Shuli Ren is a Bloomberg Gadfly columnist covering Asian markets. She previously wrote on markets for Barron's, following a career as an investment banker, and is a CFA charterholder.

Investors who bet China's state-owned enterprises would start handing out more red envelopes will be cheering Friday.

Shares of PetroChina Co. soared as much as 4.6 percent, making it the best-performing stock on Hong Kong's benchmark Hang Seng Index. China's biggest oil producer said late Thursday it will pay out 100 percent of its earnings as dividends, implying a yield of 3.4 percent.

Can Try Harder
PetroChina still lags its peers despite its special dividend
Source: Bloomberg

Gadfly predicted this last week. It makes sense. China is pushing SOE reform, and that requires funds. If state firms offer higher dividends, they become more attractive to foreign institutional investors.

Simple, right? Or perhaps not.

During PetroChina's analyst briefing, management said it would be "flexible" with its dividend policy. Translation: PetroChina is paying a fat bonus this year because Beijing wants it to. If next year Beijing changes its mind and wants PetroChina to spend money on a fleet of LNG-powered oil tankers instead, the energy giant will do just that.

Can Pay, Won't Pay
Many of China's state-owned enterprises have the ability to pay more dividends, but don't
Source: Bloomberg

Look at China Life Insurance Co., one of the most cash-rich state firms out there.

It also released first-half results Thursday. Value of new business, a key metric that insurance companies use to measure future cash flows, increased 30 percent from a year earlier, while the value of new-business margins rose 7 percentage points to 42.7 percent. Total investment yields also improved, to 4.6 percent from 4.4 percent, as China's stock market recovered and bond returns climbed.

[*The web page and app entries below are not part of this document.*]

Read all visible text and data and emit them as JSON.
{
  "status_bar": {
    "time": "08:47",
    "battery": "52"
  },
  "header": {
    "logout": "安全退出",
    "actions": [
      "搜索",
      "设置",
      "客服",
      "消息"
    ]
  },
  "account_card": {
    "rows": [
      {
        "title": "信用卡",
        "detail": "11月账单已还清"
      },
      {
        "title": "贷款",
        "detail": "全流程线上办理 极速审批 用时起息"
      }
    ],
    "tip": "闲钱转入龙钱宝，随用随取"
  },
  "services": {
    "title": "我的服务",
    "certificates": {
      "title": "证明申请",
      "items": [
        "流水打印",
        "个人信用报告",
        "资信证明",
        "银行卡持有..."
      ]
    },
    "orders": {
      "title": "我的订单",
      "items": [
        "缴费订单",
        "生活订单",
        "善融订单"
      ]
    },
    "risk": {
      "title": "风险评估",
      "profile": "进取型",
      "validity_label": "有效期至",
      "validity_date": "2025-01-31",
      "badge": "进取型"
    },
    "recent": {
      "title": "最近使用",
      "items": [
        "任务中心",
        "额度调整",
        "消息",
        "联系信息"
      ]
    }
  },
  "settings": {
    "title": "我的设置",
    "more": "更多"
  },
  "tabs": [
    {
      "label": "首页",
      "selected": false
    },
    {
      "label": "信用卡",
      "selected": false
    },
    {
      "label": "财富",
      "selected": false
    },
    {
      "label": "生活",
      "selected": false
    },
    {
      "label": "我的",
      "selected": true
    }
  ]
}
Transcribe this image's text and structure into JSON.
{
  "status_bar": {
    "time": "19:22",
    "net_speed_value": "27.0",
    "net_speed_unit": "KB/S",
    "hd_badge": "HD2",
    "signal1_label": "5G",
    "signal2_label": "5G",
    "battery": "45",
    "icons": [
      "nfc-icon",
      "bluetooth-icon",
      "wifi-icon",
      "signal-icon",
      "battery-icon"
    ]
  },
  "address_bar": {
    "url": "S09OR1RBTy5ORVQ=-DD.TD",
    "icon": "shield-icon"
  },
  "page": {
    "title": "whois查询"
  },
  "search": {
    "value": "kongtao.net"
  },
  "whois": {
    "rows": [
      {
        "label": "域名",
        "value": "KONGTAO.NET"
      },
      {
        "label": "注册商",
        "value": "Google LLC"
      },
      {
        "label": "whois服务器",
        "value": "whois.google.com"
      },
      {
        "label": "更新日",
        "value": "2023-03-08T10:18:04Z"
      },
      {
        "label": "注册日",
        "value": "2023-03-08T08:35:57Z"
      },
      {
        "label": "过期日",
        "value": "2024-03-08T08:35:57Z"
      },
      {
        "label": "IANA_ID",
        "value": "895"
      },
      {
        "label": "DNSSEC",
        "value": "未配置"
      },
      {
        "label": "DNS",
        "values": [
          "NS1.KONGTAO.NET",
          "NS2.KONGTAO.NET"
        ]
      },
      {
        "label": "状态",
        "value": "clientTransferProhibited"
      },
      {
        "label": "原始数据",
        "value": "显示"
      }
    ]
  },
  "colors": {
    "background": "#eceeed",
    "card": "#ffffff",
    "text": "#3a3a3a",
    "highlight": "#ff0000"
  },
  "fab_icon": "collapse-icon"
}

China Life Insurance has plenty of cash, but it's not paying an interim dividend
Source: Bloomberg

Yet China Life shows no inclination to increase its paltry 1.1 percent dividend yield, and didn't announce an interim payout. The insurer must feel it's done enough in the way of national service. The 21.7 billion yuan ($3.3 billion) being tipped into China Unicom is an expensive undertaking, after all.

Investors need to realize that pleasing shareholders isn't front and center of SOE bosses' minds. Keeping Beijing happy... well, that's another matter.

-- With assistance from David Fickling.

This column does not necessarily reflect the opinion of Bloomberg LP and its owners.

To contact the author of this story:
Shuli Ren in Hong Kong at

To contact the editor responsible for this story:
Katrina Nicholas at